Though challenged in December by the Honda Accord, the Toyota Camry was able to hang on to its crown as America’s best-selling car. Perhaps more challenging than the fight put up by Honda was Toyota’s self and media-inflicted losses, particularly in the car division. Camry sales fell 8.1% in 2010. Corolla/Matrix sales dropped 10.4%.
Honda’s gains were slight. Ford, Chevrolet, and Hyundai managed to seriously bump up their sales figures from what was an admittedly low 2009. Indeed, in years past, America’s best-selling car would possess over 400,000 new owners.
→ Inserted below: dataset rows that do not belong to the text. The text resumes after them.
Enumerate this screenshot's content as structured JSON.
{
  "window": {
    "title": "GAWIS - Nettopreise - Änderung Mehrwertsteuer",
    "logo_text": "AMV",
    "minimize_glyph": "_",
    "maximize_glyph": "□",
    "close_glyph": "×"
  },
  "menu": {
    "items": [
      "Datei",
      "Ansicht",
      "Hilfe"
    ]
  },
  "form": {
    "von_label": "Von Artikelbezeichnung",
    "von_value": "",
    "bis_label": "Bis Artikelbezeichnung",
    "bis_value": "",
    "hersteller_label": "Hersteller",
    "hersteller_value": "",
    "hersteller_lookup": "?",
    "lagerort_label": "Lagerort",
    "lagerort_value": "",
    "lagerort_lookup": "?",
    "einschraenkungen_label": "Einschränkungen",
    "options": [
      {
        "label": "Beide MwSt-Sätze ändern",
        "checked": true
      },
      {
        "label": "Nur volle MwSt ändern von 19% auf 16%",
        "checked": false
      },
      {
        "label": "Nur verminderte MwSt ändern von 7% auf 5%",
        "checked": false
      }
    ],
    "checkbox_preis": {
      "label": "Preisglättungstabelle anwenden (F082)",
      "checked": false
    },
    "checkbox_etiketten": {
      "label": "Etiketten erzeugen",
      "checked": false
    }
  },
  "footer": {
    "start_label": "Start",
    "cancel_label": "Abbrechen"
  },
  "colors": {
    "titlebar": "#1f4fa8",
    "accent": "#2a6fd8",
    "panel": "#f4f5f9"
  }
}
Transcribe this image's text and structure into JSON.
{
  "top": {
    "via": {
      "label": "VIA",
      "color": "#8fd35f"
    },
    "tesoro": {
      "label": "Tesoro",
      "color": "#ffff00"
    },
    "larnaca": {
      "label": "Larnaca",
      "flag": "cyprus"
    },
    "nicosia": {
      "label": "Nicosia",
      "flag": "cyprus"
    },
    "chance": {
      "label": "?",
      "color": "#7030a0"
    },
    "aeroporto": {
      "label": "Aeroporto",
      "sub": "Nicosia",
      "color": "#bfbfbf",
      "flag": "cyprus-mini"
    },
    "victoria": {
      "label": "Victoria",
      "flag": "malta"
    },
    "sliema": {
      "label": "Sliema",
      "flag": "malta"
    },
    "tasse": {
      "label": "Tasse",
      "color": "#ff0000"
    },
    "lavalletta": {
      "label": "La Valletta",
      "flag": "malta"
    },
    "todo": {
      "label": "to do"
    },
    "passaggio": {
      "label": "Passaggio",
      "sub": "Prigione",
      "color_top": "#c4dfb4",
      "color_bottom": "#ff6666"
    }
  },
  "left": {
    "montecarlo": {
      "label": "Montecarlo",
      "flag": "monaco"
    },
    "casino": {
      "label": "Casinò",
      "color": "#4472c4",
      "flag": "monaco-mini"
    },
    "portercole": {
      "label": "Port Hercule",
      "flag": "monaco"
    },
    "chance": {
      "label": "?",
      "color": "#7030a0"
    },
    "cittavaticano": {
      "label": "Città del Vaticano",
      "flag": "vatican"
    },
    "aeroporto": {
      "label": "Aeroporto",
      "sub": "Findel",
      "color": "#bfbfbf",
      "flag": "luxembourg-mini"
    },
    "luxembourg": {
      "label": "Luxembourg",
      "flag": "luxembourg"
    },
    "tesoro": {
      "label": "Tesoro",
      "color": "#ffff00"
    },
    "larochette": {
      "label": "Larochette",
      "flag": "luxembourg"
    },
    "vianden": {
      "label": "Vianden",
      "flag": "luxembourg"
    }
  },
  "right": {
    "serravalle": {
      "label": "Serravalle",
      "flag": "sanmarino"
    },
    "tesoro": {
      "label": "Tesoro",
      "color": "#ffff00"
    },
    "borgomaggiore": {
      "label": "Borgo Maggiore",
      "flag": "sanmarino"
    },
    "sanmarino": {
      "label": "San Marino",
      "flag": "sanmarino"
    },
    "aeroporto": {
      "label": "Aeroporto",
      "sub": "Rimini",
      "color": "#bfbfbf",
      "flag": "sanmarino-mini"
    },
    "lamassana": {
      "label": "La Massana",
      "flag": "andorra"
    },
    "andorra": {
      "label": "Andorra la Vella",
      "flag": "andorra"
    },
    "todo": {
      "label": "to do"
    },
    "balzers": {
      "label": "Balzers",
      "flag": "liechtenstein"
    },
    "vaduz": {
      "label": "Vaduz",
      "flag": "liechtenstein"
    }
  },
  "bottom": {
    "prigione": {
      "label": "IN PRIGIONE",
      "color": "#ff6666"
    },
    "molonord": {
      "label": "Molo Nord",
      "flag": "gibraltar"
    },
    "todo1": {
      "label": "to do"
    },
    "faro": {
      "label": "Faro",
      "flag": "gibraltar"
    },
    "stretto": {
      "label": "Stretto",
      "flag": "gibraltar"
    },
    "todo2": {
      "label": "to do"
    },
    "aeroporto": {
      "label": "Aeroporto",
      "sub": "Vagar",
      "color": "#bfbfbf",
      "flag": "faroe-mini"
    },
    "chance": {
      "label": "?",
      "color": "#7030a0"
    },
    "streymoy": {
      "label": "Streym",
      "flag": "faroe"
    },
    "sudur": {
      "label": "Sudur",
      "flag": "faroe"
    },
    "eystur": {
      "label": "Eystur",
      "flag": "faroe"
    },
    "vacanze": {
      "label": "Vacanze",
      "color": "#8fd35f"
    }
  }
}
In this iteration, the #1 Camry wasn’t even twice as popular as the antiquated Chevrolet Impala with its 172,078 sales.
While 2010 may seem like the year in which Hyundai rose to the forefront of many car buyers minds, 2011 could be the year for which Hyundai will be remembered. The Equus is now on sale, and though a low-volume player, its presence in the dealer will lend a pleasant air to the new Elantra, a best seller in December. As for the downfall of Toyota, we’re not there yet. With America’s best-selling car, the country’s fourth and fifth best-selling trucks and the third best-selling SUV, Toyota is tremendously healthy for what appears to be a chronically ill patient.
These are the 10 Best-Selling Cars In America in 2010.